Low-Residency Graduate Certificate in Infant Mental Health
Infant Mental Health (IMH) addresses the social and emotional well-being of very young children and their caregivers by building and strengthening secure, nurturing relationships. Chatham University was the first institution in the state of Pennsylvania to create academic programs that recognize and respond to this need.
The IMH certificate may be completed for-credit or non-credit. If a student wishes to specialize in IMH but does not need to earn graduate course credit, he or she may choose to pursue the IMH certificate on a non-credit basis. The non-credit IMH certificate is available at a reduced cost. Note: A course taken for non-credit cannot be applied toward a graduate degree.
All students (non-credit and for-credit) are required to attend one IMH weekend event in Pittsburgh (or elsewhere in PA) as planned each year at their own expense. For students who are not able to meet travel demands to attend such events, alternative activities may be arranged.

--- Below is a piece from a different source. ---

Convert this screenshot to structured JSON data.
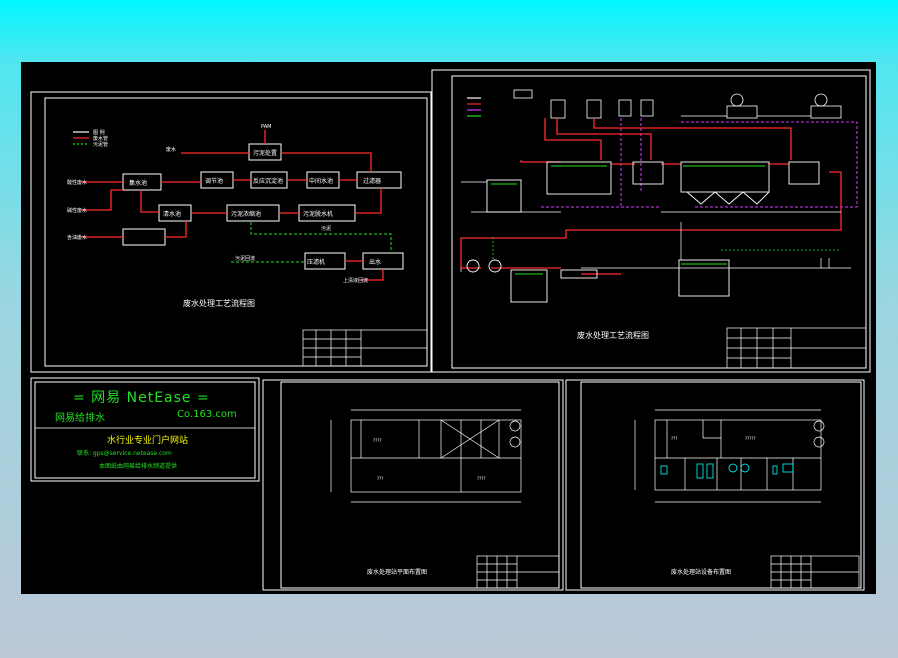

Our low-residency Graduate Certificate in Infant Mental Health consists of:
- A set of six core courses, all offered online:
- Essentials of Infant Mental Health
- Infant Development
- Family Interactions
- Infant Assessment
- Practices and Principles of Infant Mental Health
- Infant Attachment – a Dual Relationship
- One IMH Weekend Event each semester, where we engage in live and in-person training with infant mental health experts from across the country, either at Chatham University and/or the location of the annual Pennsylvania Infant Mental Health Conference.
Our program graduates work with infants and caregivers in a wide variety of settings, including hospitals, clinics, social services, and non-profit services. Learn more.
In addition to our low-residency Graduate Certificate in Infant Mental Health, we also offer a Master of Science in Infant Mental Health and a Master of Science in Infant Mental Health Counseling.
Why Infant Mental Health?
Infants are not small adults. Expertise in facilitating care for them is increasingly important–and increasingly relevant–as our understanding of infant neuroscience advances. Few therapeutic interventions offer the opportunity to make such a long-lasting impact on the lives of others. This expertise–gained from a solid grounding in theory and significant supervised field experience–is well-recognized.
IMH practitioners must be aware of and attuned to the details that can provide game-changing insight into a relationship between a child and a caretaker. They must also be familiar with the challenges that may arise or be present at the outset. And to be optimally effective, they must be aware of their relationship to their own practice.